  • Speak to your advisor, department head, study abroad coordinator, or internship office at your home university about setting up an independent program that will provide you with unique educational benefits. 
  • Obtain a copy of all related information from the BIOS website (e.g., course syllabus) about the program in which you will participate. Bring this information when you meet with your academic advisor, department head, or study abroad coordinator. Work with your academic advisor to ensure that your proposal meets your school's academic requirements.
  • Upon request, BIOS will provide you with a signed certificate of completion that you may submit to your school.

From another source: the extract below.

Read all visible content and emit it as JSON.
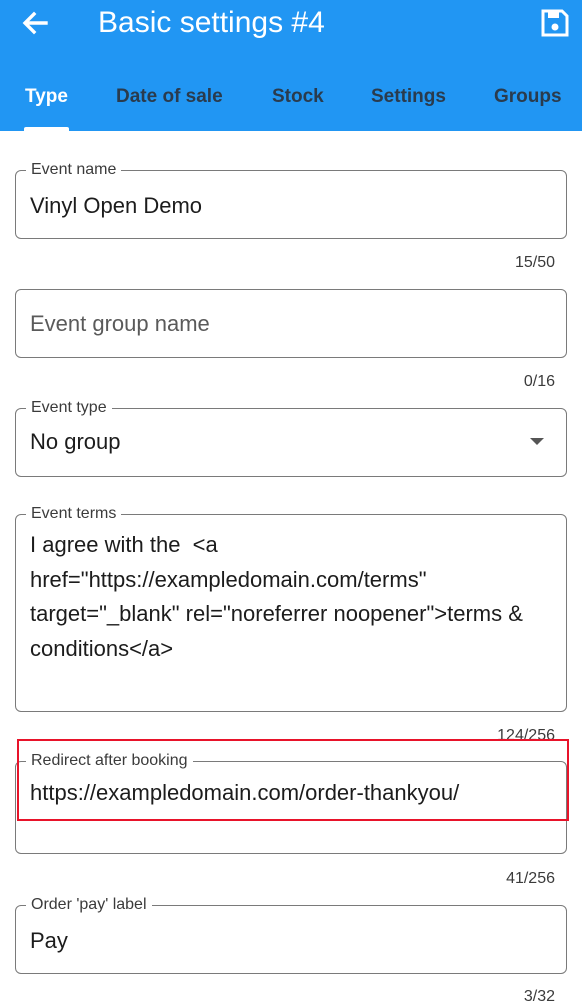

The certificate will identify the course or project title, the instructor or principal investigator, location, dates, and will describe the type of course material that was covered and/or the type of research you conducted as part of your internship.
  • Submit all completed documentation to your advisor when you finish your BIOS visit. Make sure the final documentation is filed with your department, study abroad office, or internship program.

In Their Own Words

“[My internship] allowed me to become more confident in my abilities in the lab and presenting. It also improved my networking and social skills and I now have friends that will be doing science all over the globe. I am glad this summer transformed into something purposeful and beneficial for me.” Kristy Sanchez, 2022

“My time at BIOS has strengthened my desire to do environmental research and mix it with further education to find solutions to our environmental issues.” Robin Stempel, 2022

“I've been impressed to see the growth of not only myself but also other more long-term interns at BIOS, as well as the increasing rigor of the projects that interns have taken on.” Treiana Zuill, 2022